I had an interesting discussion with a commissioning editor last week. It was, you’ll recall, shortly after the mini-budget. Anyway, I had a case study of a company that had saved …
I had an interesting discussion with a commissioning editor last week. It was, you’ll recall, shortly after the mini-budget. Anyway, I had a case study of a company that had saved loads of money with remote technology rather than physically visiting people to do its work, and a nice study from the Carbon Trust about how small business could be saving billions if only it would get its act together and put some green measures in.

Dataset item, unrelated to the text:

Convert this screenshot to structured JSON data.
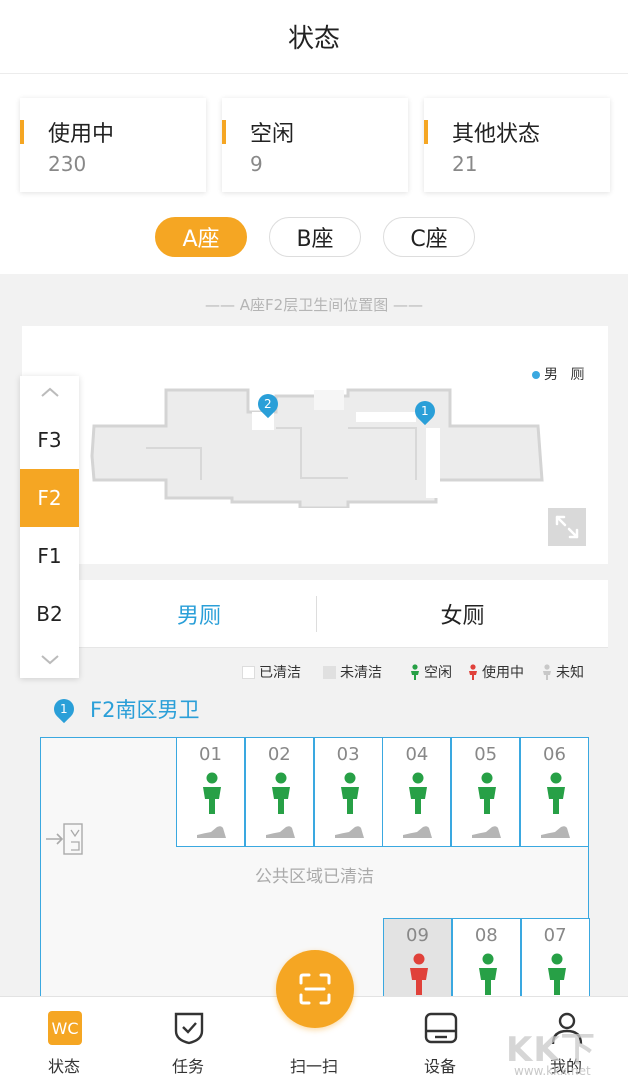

I’m the first to admit it’s a perennial story that had been told a number of times before. I couldn’t help but be surprised, though, at the answer – if it wasn’t about the shift in capital gains tax, the paper wasn’t interested.
So, do we assume that when there’s a single major event that it’s officially deemed that nothing else is happening of any interest? At all? The funny thing was that on the same day I had the polite turn-down I was chairing a meeting of small businesses, a focus group thing, and asking them what issues were affecting their day to day activities. Granted my pushing of a green agenda didn’t deliver anything they wanted particularly – green issues were a sidshow, they reckoned. You don’t have to agree with the view to accept that it exists. However, CGT didn’t come up much until they were pushed, either.
I’d be very interested to hear from readers about just how important the CGT debate was to them, and whether other financial considerations are actually more important.